The other day I tested the very specific circumstance of driving over a mountain pass in Sport mode, and the week before that I tested Sport mode in a relatively short loop of about 21 miles, roughly half on the freeway. Now, I am testing my Sorento PHEV on a medium distance highway drive of a little over 38 miles through gently undulating hills with only minor elevation gain or loss, mostly at a speed limit of 60 MPH, but with approximately 10 miles of 35-50 MPH sections too. I’ll drive most of the distance in Sport mode the first time through, intending to regenerate enough charge in the battery to cover the distance at slower speeds in EV mode (when I am driving through a few small towns along my drive). I’ll use cruise control wherever I can and set it to 3 miles per hour over the limit and when I drive the same stretch of road on my return trip I will use HEV mode for the same distance that I used Sport mode on the first time through, and again use EV mode on the slower stretches going through small towns. A few other details: this is on the same trip as my mountain pass test, so I have all the same parameters except that it is now getting close to 8pm. It’s still hot enough to be running the AC the whole time and my tires are showing a PSI of 41 lbs and there wasn’t much wind to speak of.
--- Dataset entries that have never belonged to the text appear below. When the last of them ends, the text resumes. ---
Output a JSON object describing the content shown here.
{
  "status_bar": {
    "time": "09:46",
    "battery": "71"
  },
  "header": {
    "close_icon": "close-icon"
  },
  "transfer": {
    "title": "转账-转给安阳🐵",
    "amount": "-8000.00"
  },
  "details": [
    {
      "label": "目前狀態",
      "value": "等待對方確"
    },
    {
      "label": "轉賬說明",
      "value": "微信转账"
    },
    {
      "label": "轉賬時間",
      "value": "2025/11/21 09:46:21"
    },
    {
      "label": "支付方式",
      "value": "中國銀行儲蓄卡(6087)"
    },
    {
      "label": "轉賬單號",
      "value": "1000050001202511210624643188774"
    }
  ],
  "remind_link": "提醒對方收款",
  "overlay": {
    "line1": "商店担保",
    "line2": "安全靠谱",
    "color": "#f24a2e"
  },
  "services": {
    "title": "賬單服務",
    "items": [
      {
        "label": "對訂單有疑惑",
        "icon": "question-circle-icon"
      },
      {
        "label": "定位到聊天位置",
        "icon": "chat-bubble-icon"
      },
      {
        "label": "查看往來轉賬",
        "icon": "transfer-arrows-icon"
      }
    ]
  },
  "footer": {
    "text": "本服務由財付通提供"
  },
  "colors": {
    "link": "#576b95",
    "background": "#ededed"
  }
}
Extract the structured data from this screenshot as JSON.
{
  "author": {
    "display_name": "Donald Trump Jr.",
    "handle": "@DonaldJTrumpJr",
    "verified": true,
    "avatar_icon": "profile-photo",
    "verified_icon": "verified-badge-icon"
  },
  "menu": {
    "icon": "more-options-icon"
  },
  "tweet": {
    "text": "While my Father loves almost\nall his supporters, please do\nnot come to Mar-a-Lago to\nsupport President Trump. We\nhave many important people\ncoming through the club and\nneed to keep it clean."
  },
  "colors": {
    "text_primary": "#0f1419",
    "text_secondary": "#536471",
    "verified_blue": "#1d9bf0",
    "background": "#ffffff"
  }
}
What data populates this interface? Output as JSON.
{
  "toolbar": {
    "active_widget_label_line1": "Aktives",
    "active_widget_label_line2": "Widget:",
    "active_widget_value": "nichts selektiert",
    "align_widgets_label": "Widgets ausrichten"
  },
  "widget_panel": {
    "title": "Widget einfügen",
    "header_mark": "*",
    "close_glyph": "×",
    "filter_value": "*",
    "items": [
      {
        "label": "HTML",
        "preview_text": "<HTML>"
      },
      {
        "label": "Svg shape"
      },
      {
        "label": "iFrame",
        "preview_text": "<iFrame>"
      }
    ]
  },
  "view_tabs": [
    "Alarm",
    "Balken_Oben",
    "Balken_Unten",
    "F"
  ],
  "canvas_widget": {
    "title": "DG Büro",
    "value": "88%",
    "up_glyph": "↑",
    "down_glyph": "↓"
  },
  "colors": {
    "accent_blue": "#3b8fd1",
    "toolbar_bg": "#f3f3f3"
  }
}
Here’s how the Sport mode trip went: At the end of the 38+ mile drive, my fuel economy display showed 32.4 MPG. This was after switching into EV mode for about 12 miles. I know I said 10 before, but I actually somehow ended up in hybrid mode, automatically, for a couple miles even though I hadn’t pressed hard enough on the accelerator to activate it, nor did I press the button to do so. The car just decided to run in HEV mode itself so I just kept it in EV mode until I had used up the 10 miles of range I regenerated from driving in Sport mode for roughly the previous 20 miles. Did I ever mention these tests aren’t an exact science? Still, 32.4 mpg wasn’t bad considering my friends in their Mazda CX-9 managed all of 21 MPG along the same stretch (granted, they had an extra 200 pounds of people and stuff).

Here’s how the return HEV mode trip went: At the end of the 38+ mile drive, and after I manually switched into EV mode for 10 miles or so of slower driving through small towns, my fuel economy display showed 43.1 MPG. That is more than 30% better fuel economy (and more than double what my friends were averaging in their Mazda). Note, this part of the test had a couple other things that may have been of minor impact too: The vehicle was lighter coming back by about 100 pounds and it was about 5 degrees cooler and earlier in the day. I expect these things to have made minor differences, at best, though.

I’ll end with a few other details worth sharing. For this road trip I drove 365.4 miles in total (from the point of gassing up the night before I left). I fully charged my hybrid battery once before and once during the trip and used a little more than ⅔ of a tank of gas. My average speed was almost exactly 50 miles per hour for that total distance driven and about 37 miles of the total distance was in Sport mode, the rest in either HEV or EV modes. My total range for the tank of fuel plus 2 full charges of the battery would have come out to about 483 miles till empty, or around 450 miles had I not charged up the battery in the middle of the trip. That is very close to the EPA rated range of the Kia Sorento PHEV, which as I wrote in a previous article is attainable if you simply drive at a slower rate of speed (or “cheat” and charge up the battery a few times before using the whole tank of gas). I predict I would have gotten slightly better range had I skipped the use of Sport mode, too, but I intend to test that further with a still longer test in an upcoming piece.

Whether or not you agree that Sport mode is less efficient, I welcome your questions and comments below. Cheers!

Image courtesy of Justin Hart.

Justin Hart has owned and driven electric vehicles for over 14 years, including a first generation Nissan LEAF, second generation Chevy Volt, Tesla Model 3, an electric bicycle and most recently a Kia Sorento PHEV. He is also an avid SUP rider, poet, photographer and wine lover. He enjoys taking long EV and PHEV road trips to beautiful and serene places with the people he loves. Follow Justin on Twitter for daily KIA EV news coverage.